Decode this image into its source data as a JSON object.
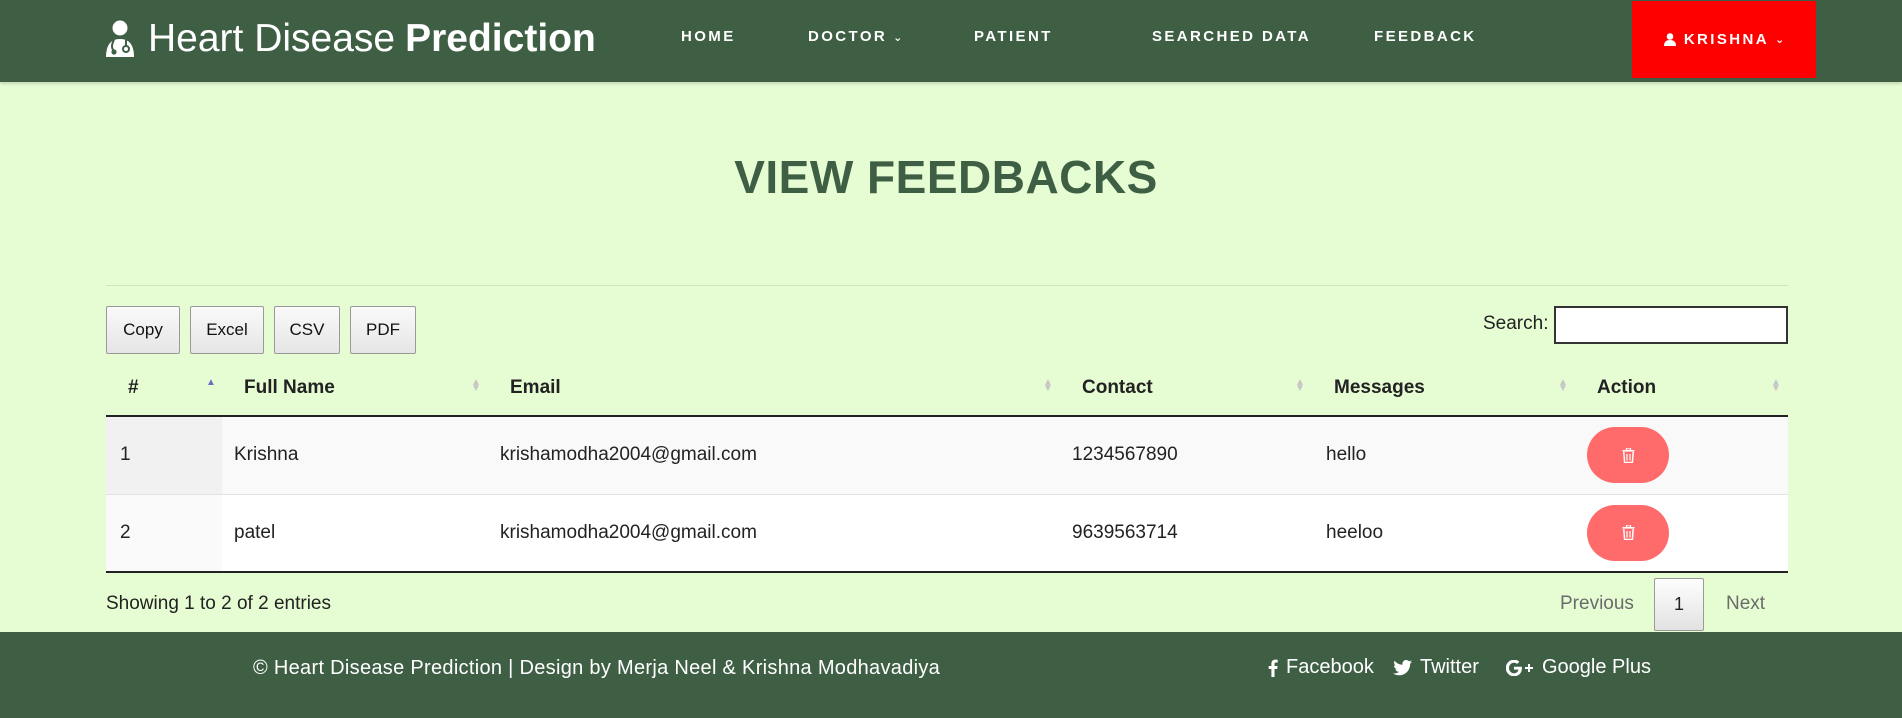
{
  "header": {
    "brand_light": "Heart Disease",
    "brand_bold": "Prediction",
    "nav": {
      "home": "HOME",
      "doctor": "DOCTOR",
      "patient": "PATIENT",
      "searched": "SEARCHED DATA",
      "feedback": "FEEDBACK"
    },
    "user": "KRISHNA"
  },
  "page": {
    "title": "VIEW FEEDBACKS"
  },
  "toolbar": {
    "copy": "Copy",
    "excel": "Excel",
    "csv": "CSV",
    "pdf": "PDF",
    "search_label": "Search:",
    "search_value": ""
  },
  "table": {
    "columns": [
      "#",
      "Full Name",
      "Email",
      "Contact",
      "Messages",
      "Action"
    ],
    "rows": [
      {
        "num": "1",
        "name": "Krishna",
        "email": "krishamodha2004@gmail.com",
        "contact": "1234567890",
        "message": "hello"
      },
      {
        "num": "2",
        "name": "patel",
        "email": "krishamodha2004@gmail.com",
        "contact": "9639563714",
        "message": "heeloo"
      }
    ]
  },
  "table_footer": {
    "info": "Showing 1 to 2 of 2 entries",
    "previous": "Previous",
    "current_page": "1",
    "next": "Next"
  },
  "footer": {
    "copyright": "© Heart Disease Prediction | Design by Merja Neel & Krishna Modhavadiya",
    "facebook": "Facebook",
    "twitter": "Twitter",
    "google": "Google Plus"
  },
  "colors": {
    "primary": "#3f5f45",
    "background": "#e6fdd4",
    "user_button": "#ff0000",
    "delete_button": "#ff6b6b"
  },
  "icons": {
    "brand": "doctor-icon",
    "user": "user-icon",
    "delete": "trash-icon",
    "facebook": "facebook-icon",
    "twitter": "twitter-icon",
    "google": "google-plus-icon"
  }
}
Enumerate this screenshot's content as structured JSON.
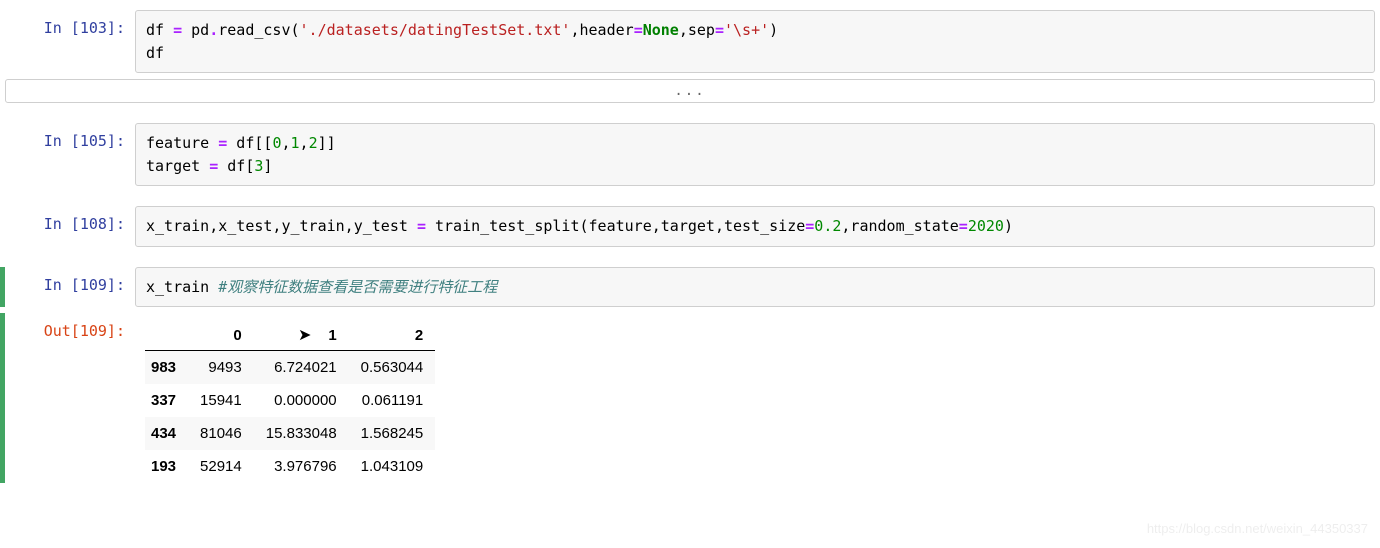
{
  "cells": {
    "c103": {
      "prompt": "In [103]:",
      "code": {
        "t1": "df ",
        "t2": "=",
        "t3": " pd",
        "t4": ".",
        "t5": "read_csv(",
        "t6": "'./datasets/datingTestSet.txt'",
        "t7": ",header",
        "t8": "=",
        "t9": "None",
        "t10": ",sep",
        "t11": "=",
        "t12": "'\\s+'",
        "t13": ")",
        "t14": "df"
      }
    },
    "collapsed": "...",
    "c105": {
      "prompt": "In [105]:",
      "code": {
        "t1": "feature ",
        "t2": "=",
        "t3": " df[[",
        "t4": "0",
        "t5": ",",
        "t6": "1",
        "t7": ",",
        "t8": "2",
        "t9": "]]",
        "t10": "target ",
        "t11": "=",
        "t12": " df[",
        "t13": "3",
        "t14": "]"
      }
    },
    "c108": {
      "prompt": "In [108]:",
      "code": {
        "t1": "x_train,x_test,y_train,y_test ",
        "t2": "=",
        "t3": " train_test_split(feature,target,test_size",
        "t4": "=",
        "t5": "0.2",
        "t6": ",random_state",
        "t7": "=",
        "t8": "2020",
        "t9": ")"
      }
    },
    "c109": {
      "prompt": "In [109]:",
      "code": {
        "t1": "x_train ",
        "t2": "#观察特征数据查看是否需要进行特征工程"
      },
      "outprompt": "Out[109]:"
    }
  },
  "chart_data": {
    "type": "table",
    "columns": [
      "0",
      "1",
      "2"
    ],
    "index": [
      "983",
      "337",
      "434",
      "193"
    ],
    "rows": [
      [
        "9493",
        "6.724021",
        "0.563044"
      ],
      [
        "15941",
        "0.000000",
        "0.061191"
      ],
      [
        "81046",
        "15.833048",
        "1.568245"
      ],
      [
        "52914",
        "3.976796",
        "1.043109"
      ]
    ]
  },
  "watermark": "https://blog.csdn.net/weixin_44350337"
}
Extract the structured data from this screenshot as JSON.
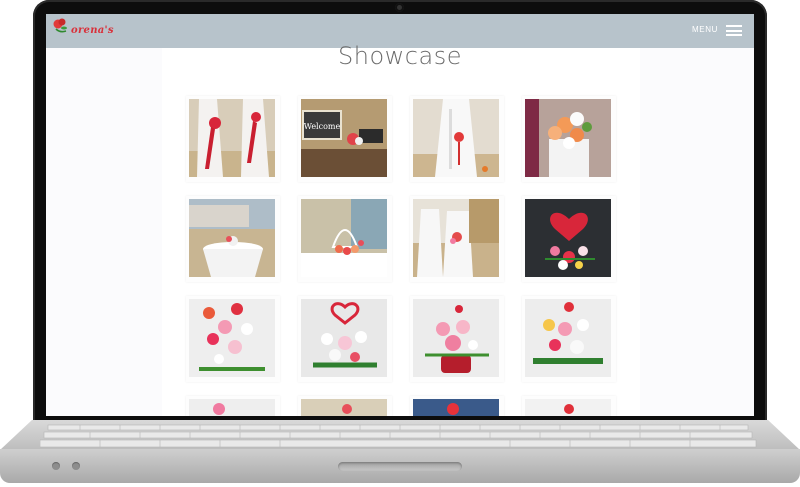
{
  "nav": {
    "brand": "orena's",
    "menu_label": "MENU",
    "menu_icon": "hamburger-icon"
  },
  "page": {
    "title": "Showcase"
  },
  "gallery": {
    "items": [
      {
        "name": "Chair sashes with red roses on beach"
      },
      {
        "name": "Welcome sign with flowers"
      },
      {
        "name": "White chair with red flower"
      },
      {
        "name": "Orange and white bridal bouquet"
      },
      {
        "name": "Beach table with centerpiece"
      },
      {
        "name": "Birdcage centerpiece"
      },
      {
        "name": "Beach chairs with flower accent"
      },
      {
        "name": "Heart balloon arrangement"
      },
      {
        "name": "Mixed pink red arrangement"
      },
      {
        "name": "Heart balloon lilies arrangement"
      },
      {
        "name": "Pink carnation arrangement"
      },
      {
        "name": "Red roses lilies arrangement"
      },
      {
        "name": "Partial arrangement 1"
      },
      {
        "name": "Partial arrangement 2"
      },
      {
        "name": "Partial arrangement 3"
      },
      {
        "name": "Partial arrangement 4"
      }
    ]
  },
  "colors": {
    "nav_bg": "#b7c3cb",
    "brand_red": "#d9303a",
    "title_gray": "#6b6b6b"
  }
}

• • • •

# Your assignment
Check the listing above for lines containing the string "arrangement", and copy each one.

# Answer
        "name": "Heart balloon arrangement"
        "name": "Mixed pink red arrangement"
        "name": "Heart balloon lilies arrangement"
        "name": "Pink carnation arrangement"
        "name": "Red roses lilies arrangement"
        "name": "Partial arrangement 1"
        "name": "Partial arrangement 2"
        "name": "Partial arrangement 3"
        "name": "Partial arrangement 4"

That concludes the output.